Archive for the ‘Highways, Roads, etc.’ Category

New Improved Car Boot Law Proposed

Tuesday, January 26th, 2010

A new law allowing municipalities greater power to use immobilization devices, often called “car boots” for parking ticket scofflaws has been recommended for passage by committee, and is now available to be scheduled for a full Senate vote. 2009 Senate Bill 297 would permit a municipality to immobilize a car if the owner has three or more outstanding parking tickets which are at least 28 days old. In order to get his car back, the owner would have to pay the outstanding fees, as well as costs associated with the immobilization, and any subsequent towing and impoundment. Municipalities could eventually sell the car in an attempt to recover their costs under certain circumstances. (This assumes the car has any value – and if it did wouldn’t you think the owner would reclaim it?). This law is similar to 2007 Assembly Bill 618 which failed to pass in 2008. I’ll keep this blog updated if the Senate votes on the bill and we get any closer to a law. You can check out the bill and the legislative analysis at:

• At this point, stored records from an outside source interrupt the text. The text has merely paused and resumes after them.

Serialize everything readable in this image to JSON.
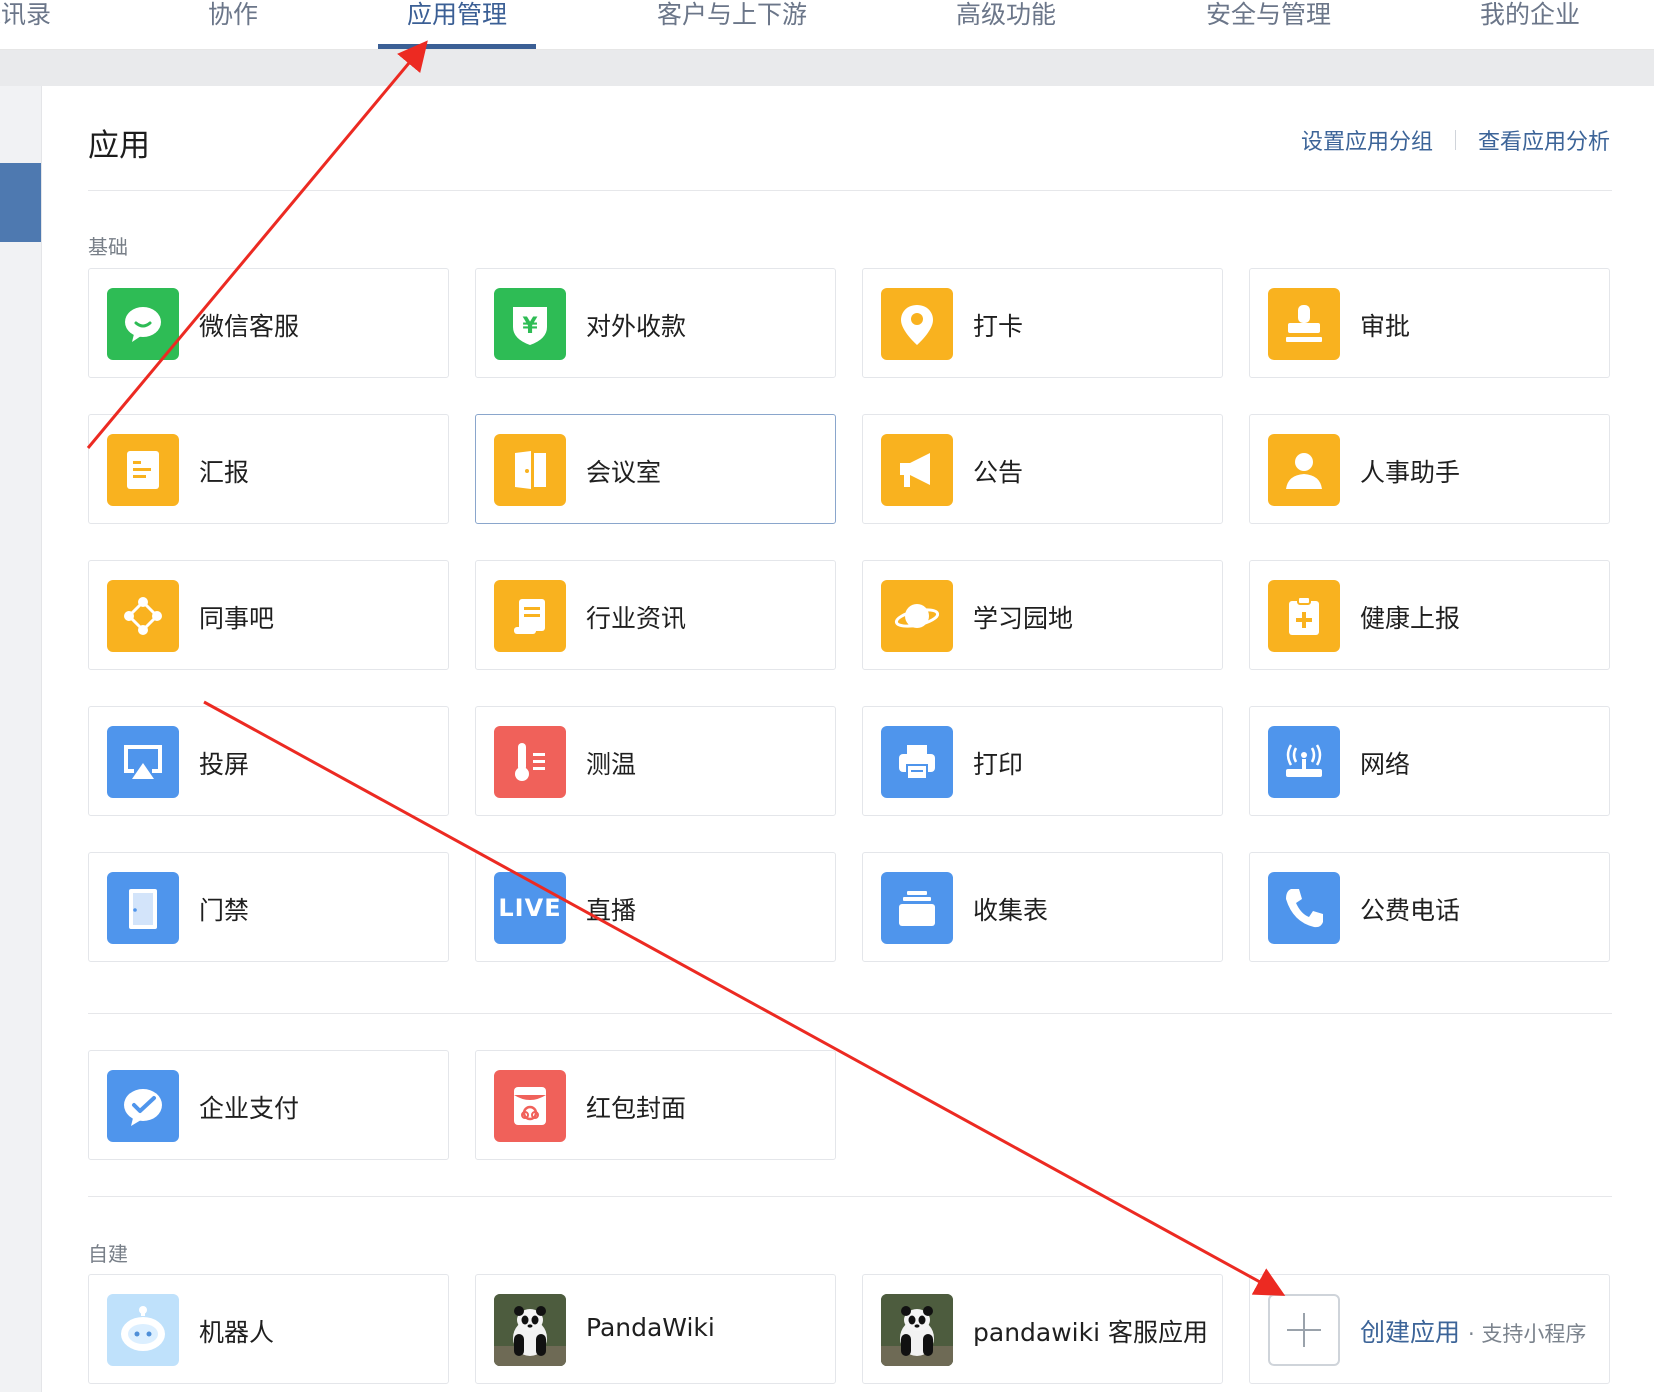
{
  "nav": {
    "tabs": [
      "通讯录",
      "协作",
      "应用管理",
      "客户与上下游",
      "高级功能",
      "安全与管理",
      "我的企业"
    ],
    "active": "应用管理"
  },
  "page": {
    "title": "应用",
    "link_groups": "设置应用分组",
    "link_analysis": "查看应用分析"
  },
  "sections": {
    "basic": "基础",
    "custom": "自建"
  },
  "basic_apps": [
    {
      "label": "微信客服",
      "icon": "wechat-chat-icon",
      "color": "#2ebc55"
    },
    {
      "label": "对外收款",
      "icon": "yuan-shield-icon",
      "color": "#2ebc55"
    },
    {
      "label": "打卡",
      "icon": "location-pin-icon",
      "color": "#f9b21f"
    },
    {
      "label": "审批",
      "icon": "stamp-icon",
      "color": "#f9b21f"
    },
    {
      "label": "汇报",
      "icon": "report-doc-icon",
      "color": "#f9b21f"
    },
    {
      "label": "会议室",
      "icon": "door-icon",
      "color": "#f9b21f"
    },
    {
      "label": "公告",
      "icon": "megaphone-icon",
      "color": "#f9b21f"
    },
    {
      "label": "人事助手",
      "icon": "person-icon",
      "color": "#f9b21f"
    },
    {
      "label": "同事吧",
      "icon": "network-icon",
      "color": "#f9b21f"
    },
    {
      "label": "行业资讯",
      "icon": "scroll-icon",
      "color": "#f9b21f"
    },
    {
      "label": "学习园地",
      "icon": "planet-icon",
      "color": "#f9b21f"
    },
    {
      "label": "健康上报",
      "icon": "medical-clipboard-icon",
      "color": "#f9b21f"
    },
    {
      "label": "投屏",
      "icon": "airplay-icon",
      "color": "#4f95ec"
    },
    {
      "label": "测温",
      "icon": "thermometer-icon",
      "color": "#f0615a"
    },
    {
      "label": "打印",
      "icon": "printer-icon",
      "color": "#4f95ec"
    },
    {
      "label": "网络",
      "icon": "router-icon",
      "color": "#4f95ec"
    },
    {
      "label": "门禁",
      "icon": "door-access-icon",
      "color": "#4f95ec"
    },
    {
      "label": "直播",
      "icon": "live-icon",
      "color": "#4f95ec",
      "icon_text": "LIVE"
    },
    {
      "label": "收集表",
      "icon": "stack-icon",
      "color": "#4f95ec"
    },
    {
      "label": "公费电话",
      "icon": "phone-icon",
      "color": "#4f95ec"
    }
  ],
  "pay_apps": [
    {
      "label": "企业支付",
      "icon": "wechat-pay-icon",
      "color": "#4f95ec"
    },
    {
      "label": "红包封面",
      "icon": "red-packet-icon",
      "color": "#f0615a"
    }
  ],
  "custom_apps": [
    {
      "label": "机器人",
      "icon": "robot-icon"
    },
    {
      "label": "PandaWiki",
      "icon": "panda-photo-icon"
    },
    {
      "label": "pandawiki 客服应用",
      "icon": "panda-photo-icon"
    }
  ],
  "create_app": {
    "label": "创建应用",
    "sub": "· 支持小程序"
  }
}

Plain Language trumps in January appellate court decision re highway discontinuance (recommended for publication).

Wednesday, January 13th, 2010

In Dawson v. the Town of Cedarburg,2009AP120, the Dawsons had applied to the Towns of Jackson (Washington County) and Cedarburg (Ozaukee County) to discontinue a road.  The two town boards met in a joint session, with five members of the Jackson Town Board in attendance, and three members of the Cedarburg Town Board in attendance.  The vote, along town board lines, was 5 to 3 to discontinue the highway as the Dawsons wished.  The Town of Cedarburg appealed.  In an opinion issued January 6, 2010, in an apparent issue of first impression, the court was faced with the following language in Wis. Stat. 82.21(2): “…the governing bodies of the municipalities, acting together, shall proceed under ss. 82.10 to 82.13.”  Cedarburg contended that this meant each town board must approve the discontinuance, rather than a simple majority of both boards.  The court focused on the words “acting together,” and based on an analogous but unrelated statute and a Minnesota case that they found helpful, decided that “acting together” is plain on its face and requires a majority of both boards, not separate approval by each board.